⟨

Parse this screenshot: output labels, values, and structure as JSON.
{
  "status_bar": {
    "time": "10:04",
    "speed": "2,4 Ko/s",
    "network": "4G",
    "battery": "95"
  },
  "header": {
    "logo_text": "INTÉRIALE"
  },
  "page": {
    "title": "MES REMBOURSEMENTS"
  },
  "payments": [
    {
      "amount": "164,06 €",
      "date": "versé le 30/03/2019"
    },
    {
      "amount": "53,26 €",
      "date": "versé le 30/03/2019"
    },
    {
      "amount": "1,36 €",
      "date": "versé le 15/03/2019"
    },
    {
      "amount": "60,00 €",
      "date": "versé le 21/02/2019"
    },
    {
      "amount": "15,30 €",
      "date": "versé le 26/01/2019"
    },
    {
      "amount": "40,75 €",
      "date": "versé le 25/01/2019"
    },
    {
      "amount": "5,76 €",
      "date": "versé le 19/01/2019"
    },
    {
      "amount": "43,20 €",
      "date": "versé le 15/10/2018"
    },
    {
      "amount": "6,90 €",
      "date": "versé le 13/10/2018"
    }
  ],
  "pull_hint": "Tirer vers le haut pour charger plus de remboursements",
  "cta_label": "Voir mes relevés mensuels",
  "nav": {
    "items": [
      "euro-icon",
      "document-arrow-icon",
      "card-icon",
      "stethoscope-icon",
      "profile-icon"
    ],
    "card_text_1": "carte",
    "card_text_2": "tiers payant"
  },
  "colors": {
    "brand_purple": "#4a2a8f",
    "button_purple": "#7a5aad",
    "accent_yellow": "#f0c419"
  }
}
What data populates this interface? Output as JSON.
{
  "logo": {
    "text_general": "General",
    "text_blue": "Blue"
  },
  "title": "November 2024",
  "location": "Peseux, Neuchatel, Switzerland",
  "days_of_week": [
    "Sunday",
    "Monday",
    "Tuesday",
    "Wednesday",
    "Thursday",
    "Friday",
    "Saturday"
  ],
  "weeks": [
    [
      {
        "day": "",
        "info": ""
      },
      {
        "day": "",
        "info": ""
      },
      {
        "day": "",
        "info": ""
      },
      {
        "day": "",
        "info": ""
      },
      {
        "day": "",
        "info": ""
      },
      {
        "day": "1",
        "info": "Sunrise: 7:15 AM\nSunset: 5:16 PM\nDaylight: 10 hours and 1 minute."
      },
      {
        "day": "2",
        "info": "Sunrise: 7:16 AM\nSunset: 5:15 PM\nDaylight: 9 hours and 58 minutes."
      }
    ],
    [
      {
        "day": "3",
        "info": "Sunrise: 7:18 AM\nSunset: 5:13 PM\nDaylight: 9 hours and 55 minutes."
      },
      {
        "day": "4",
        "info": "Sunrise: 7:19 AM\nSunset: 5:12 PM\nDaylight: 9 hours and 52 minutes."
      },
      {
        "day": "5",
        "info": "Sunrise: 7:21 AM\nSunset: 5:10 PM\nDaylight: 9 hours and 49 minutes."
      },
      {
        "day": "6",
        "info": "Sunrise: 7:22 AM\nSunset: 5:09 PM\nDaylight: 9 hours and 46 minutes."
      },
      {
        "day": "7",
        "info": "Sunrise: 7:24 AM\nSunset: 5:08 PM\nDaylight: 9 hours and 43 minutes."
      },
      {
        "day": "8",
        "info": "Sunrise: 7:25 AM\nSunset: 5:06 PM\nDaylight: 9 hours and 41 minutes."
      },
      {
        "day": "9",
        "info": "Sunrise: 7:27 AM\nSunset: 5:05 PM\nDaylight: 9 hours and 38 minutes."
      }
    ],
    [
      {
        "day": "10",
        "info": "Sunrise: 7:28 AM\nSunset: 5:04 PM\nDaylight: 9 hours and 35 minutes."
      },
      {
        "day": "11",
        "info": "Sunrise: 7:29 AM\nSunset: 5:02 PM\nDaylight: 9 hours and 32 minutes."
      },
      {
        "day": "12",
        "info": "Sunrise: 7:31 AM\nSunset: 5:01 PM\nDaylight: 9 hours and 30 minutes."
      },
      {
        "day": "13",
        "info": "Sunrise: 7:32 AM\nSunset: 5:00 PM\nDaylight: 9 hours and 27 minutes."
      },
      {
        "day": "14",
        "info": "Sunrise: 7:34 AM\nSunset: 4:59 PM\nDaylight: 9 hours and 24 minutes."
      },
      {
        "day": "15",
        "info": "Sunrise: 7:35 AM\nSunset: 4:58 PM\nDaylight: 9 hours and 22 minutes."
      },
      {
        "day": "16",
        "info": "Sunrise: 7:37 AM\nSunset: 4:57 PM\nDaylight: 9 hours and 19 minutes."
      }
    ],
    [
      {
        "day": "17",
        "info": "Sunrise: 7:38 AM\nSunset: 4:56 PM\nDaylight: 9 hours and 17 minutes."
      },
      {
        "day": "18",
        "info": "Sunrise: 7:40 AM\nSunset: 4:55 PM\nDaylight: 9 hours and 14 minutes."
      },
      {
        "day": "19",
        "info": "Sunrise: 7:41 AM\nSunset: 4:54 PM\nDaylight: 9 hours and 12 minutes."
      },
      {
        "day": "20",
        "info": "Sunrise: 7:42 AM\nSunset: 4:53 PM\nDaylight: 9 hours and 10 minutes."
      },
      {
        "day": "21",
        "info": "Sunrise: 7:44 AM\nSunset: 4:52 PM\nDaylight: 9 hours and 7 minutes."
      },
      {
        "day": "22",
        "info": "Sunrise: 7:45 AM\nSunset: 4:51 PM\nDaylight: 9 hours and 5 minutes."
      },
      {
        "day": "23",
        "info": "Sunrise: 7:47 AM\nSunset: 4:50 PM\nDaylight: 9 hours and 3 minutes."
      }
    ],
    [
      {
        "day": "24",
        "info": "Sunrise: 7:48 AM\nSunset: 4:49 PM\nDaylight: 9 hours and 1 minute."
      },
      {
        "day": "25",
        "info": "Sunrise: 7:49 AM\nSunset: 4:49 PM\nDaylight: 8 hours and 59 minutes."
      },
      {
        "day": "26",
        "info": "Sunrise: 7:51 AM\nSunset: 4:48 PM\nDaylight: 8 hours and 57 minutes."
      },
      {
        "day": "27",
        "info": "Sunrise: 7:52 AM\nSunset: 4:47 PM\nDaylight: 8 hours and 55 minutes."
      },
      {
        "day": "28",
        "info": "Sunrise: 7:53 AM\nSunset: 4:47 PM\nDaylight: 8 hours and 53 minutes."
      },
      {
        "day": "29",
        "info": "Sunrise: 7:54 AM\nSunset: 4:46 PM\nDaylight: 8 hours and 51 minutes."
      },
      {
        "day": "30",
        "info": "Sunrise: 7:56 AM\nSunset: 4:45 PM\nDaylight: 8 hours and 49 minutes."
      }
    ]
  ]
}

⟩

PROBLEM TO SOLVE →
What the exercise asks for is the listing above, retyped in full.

TASK SOLUTION →
Parse this screenshot: output labels, values, and structure as JSON.
{
  "status_bar": {
    "time": "10:04",
    "speed": "2,4 Ko/s",
    "network": "4G",
    "battery": "95"
  },
  "header": {
    "logo_text": "INTÉRIALE"
  },
  "page": {
    "title": "MES REMBOURSEMENTS"
  },
  "payments": [
    {
      "amount": "164,06 €",
      "date": "versé le 30/03/2019"
    },
    {
      "amount": "53,26 €",
      "date": "versé le 30/03/2019"
    },
    {
      "amount": "1,36 €",
      "date": "versé le 15/03/2019"
    },
    {
      "amount": "60,00 €",
      "date": "versé le 21/02/2019"
    },
    {
      "amount": "15,30 €",
      "date": "versé le 26/01/2019"
    },
    {
      "amount": "40,75 €",
      "date": "versé le 25/01/2019"
    },
    {
      "amount": "5,76 €",
      "date": "versé le 19/01/2019"
    },
    {
      "amount": "43,20 €",
      "date": "versé le 15/10/2018"
    },
    {
      "amount": "6,90 €",
      "date": "versé le 13/10/2018"
    }
  ],
  "pull_hint": "Tirer vers le haut pour charger plus de remboursements",
  "cta_label": "Voir mes relevés mensuels",
  "nav": {
    "items": [
      "euro-icon",
      "document-arrow-icon",
      "card-icon",
      "stethoscope-icon",
      "profile-icon"
    ],
    "card_text_1": "carte",
    "card_text_2": "tiers payant"
  },
  "colors": {
    "brand_purple": "#4a2a8f",
    "button_purple": "#7a5aad",
    "accent_yellow": "#f0c419"
  }
}
What data populates this interface? Output as JSON.
{
  "logo": {
    "text_general": "General",
    "text_blue": "Blue"
  },
  "title": "November 2024",
  "location": "Peseux, Neuchatel, Switzerland",
  "days_of_week": [
    "Sunday",
    "Monday",
    "Tuesday",
    "Wednesday",
    "Thursday",
    "Friday",
    "Saturday"
  ],
  "weeks": [
    [
      {
        "day": "",
        "info": ""
      },
      {
        "day": "",
        "info": ""
      },
      {
        "day": "",
        "info": ""
      },
      {
        "day": "",
        "info": ""
      },
      {
        "day": "",
        "info": ""
      },
      {
        "day": "1",
        "info": "Sunrise: 7:15 AM\nSunset: 5:16 PM\nDaylight: 10 hours and 1 minute."
      },
      {
        "day": "2",
        "info": "Sunrise: 7:16 AM\nSunset: 5:15 PM\nDaylight: 9 hours and 58 minutes."
      }
    ],
    [
      {
        "day": "3",
        "info": "Sunrise: 7:18 AM\nSunset: 5:13 PM\nDaylight: 9 hours and 55 minutes."
      },
      {
        "day": "4",
        "info": "Sunrise: 7:19 AM\nSunset: 5:12 PM\nDaylight: 9 hours and 52 minutes."
      },
      {
        "day": "5",
        "info": "Sunrise: 7:21 AM\nSunset: 5:10 PM\nDaylight: 9 hours and 49 minutes."
      },
      {
        "day": "6",
        "info": "Sunrise: 7:22 AM\nSunset: 5:09 PM\nDaylight: 9 hours and 46 minutes."
      },
      {
        "day": "7",
        "info": "Sunrise: 7:24 AM\nSunset: 5:08 PM\nDaylight: 9 hours and 43 minutes."
      },
      {
        "day": "8",
        "info": "Sunrise: 7:25 AM\nSunset: 5:06 PM\nDaylight: 9 hours and 41 minutes."
      },
      {
        "day": "9",
        "info": "Sunrise: 7:27 AM\nSunset: 5:05 PM\nDaylight: 9 hours and 38 minutes."
      }
    ],
    [
      {
        "day": "10",
        "info": "Sunrise: 7:28 AM\nSunset: 5:04 PM\nDaylight: 9 hours and 35 minutes."
      },
      {
        "day": "11",
        "info": "Sunrise: 7:29 AM\nSunset: 5:02 PM\nDaylight: 9 hours and 32 minutes."
      },
      {
        "day": "12",
        "info": "Sunrise: 7:31 AM\nSunset: 5:01 PM\nDaylight: 9 hours and 30 minutes."
      },
      {
        "day": "13",
        "info": "Sunrise: 7:32 AM\nSunset: 5:00 PM\nDaylight: 9 hours and 27 minutes."
      },
      {
        "day": "14",
        "info": "Sunrise: 7:34 AM\nSunset: 4:59 PM\nDaylight: 9 hours and 24 minutes."
      },
      {
        "day": "15",
        "info": "Sunrise: 7:35 AM\nSunset: 4:58 PM\nDaylight: 9 hours and 22 minutes."
      },
      {
        "day": "16",
        "info": "Sunrise: 7:37 AM\nSunset: 4:57 PM\nDaylight: 9 hours and 19 minutes."
      }
    ],
    [
      {
        "day": "17",
        "info": "Sunrise: 7:38 AM\nSunset: 4:56 PM\nDaylight: 9 hours and 17 minutes."
      },
      {
        "day": "18",
        "info": "Sunrise: 7:40 AM\nSunset: 4:55 PM\nDaylight: 9 hours and 14 minutes."
      },
      {
        "day": "19",
        "info": "Sunrise: 7:41 AM\nSunset: 4:54 PM\nDaylight: 9 hours and 12 minutes."
      },
      {
        "day": "20",
        "info": "Sunrise: 7:42 AM\nSunset: 4:53 PM\nDaylight: 9 hours and 10 minutes."
      },
      {
        "day": "21",
        "info": "Sunrise: 7:44 AM\nSunset: 4:52 PM\nDaylight: 9 hours and 7 minutes."
      },
      {
        "day": "22",
        "info": "Sunrise: 7:45 AM\nSunset: 4:51 PM\nDaylight: 9 hours and 5 minutes."
      },
      {
        "day": "23",
        "info": "Sunrise: 7:47 AM\nSunset: 4:50 PM\nDaylight: 9 hours and 3 minutes."
      }
    ],
    [
      {
        "day": "24",
        "info": "Sunrise: 7:48 AM\nSunset: 4:49 PM\nDaylight: 9 hours and 1 minute."
      },
      {
        "day": "25",
        "info": "Sunrise: 7:49 AM\nSunset: 4:49 PM\nDaylight: 8 hours and 59 minutes."
      },
      {
        "day": "26",
        "info": "Sunrise: 7:51 AM\nSunset: 4:48 PM\nDaylight: 8 hours and 57 minutes."
      },
      {
        "day": "27",
        "info": "Sunrise: 7:52 AM\nSunset: 4:47 PM\nDaylight: 8 hours and 55 minutes."
      },
      {
        "day": "28",
        "info": "Sunrise: 7:53 AM\nSunset: 4:47 PM\nDaylight: 8 hours and 53 minutes."
      },
      {
        "day": "29",
        "info": "Sunrise: 7:54 AM\nSunset: 4:46 PM\nDaylight: 8 hours and 51 minutes."
      },
      {
        "day": "30",
        "info": "Sunrise: 7:56 AM\nSunset: 4:45 PM\nDaylight: 8 hours and 49 minutes."
      }
    ]
  ]
}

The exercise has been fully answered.